If you are up for a challenge, then compare and contrast the activities of the Scottish Parliament’s Rural Affairs, Climate Change and Environment (RACCE) committee and the House of Commons’ Environment, Food and Rural Affairs (EFRA) committee.
The latter body last week put out a call for evidence on the forthcoming Common Agricultural Policy. In particular, the Westminster parliamentarians wanted proof that it would be, as the European Union leaders promised, “greener, fairer and less bureaucratic”.
The committee wants to see proof from their civil servants that the reforms will not, as many fear, add to the pile of paperwork faced by farmers.
The inquiry has been welcomed by the English NFU, which described it as “hugely important”, with the CAP policy affecting almost every farmer in the country.
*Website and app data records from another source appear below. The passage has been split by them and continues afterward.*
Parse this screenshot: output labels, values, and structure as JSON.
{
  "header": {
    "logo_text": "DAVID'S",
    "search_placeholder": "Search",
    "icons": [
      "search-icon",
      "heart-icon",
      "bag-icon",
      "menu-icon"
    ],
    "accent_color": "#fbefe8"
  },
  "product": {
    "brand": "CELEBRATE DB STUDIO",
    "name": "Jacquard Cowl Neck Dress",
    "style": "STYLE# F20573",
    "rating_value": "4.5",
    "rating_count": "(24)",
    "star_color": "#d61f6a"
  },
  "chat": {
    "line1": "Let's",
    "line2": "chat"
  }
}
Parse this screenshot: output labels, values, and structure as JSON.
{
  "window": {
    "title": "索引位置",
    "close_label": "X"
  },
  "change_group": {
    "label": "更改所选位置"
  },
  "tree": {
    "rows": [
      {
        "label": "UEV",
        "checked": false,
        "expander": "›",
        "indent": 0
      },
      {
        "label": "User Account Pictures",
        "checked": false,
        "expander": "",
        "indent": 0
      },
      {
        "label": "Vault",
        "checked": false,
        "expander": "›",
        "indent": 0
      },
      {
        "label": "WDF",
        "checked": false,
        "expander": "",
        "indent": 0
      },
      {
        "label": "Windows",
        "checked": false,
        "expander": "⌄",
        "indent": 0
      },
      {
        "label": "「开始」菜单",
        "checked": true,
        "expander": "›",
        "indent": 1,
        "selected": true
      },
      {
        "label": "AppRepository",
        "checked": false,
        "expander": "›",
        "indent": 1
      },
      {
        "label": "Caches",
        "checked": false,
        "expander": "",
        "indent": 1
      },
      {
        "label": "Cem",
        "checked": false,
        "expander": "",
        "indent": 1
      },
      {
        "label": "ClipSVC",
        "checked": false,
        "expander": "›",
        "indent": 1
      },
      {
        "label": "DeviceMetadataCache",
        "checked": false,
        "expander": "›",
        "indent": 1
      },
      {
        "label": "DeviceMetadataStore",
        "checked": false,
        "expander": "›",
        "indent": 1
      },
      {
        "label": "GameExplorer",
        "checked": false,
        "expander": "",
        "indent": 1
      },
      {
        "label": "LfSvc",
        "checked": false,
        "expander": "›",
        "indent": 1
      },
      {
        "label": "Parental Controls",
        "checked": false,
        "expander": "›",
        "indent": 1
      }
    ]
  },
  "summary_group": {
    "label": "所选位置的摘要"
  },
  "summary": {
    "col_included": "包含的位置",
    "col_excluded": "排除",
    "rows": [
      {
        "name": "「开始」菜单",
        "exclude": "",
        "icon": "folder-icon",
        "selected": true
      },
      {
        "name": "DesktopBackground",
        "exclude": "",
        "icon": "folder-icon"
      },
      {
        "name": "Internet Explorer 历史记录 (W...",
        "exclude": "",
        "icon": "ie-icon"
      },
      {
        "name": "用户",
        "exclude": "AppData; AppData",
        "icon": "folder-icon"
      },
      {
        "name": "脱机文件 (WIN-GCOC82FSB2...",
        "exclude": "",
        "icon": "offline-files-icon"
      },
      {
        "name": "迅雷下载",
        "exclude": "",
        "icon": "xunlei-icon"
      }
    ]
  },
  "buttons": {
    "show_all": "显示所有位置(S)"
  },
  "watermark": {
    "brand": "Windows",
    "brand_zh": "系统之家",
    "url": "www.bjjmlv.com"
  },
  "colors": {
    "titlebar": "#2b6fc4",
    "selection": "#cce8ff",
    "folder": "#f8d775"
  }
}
So the EFRA committee, under the formidable chairmanship of Anne McIntosh, is on the front foot, scrutinising the issues of the moment.
It is also currently looking into the horsemeat scandal, as well as how tree diseases are being imported into this country. It has previously investigated milk pricing, bovine TB and the profitability or otherwise of farming in the uplands.
In these and other inquiries, EFRA has not been slow to criticise the UK government and pick out where improvements and alterations could be made.
In contrast, much of the current agenda of the RACCE committee is taken up by land reform issues. Despite the CAP being the single biggest economic driver in the rural scene, the last time MSPs looked at CAP reform was 16 months ago in March 2012.
The forward programme of the Holyrood committee does indicate they will look at how the Scottish Government intends to consult with stakeholders on how the next CAP will be implemented. But to me this is a passive role compared with the active decision to investigate matters by their English political counterparts. The message seems to be the Scottish CAP policy will be set by others.
There is no attempt by the rural affairs committee to influence what will be the biggest policy changes in the rural scene for decades. This absence of elected Scottish political influence is all the more marked when the devolved nature of the next CAP is recalled.
For the first time ever, decisions on big issues – how quickly it will be phased in, how much will be paid in direct payments and how much in rural development, and how to operate the new entrants scheme – will be taken in Scotland.
There may be gripes from the Scottish Government that even more decision-making had not been devolved, but there seems to be little appetite from the rural affairs committee to take a positive role in setting the details of the new CAP.
Compare and contrast? There is no comparison!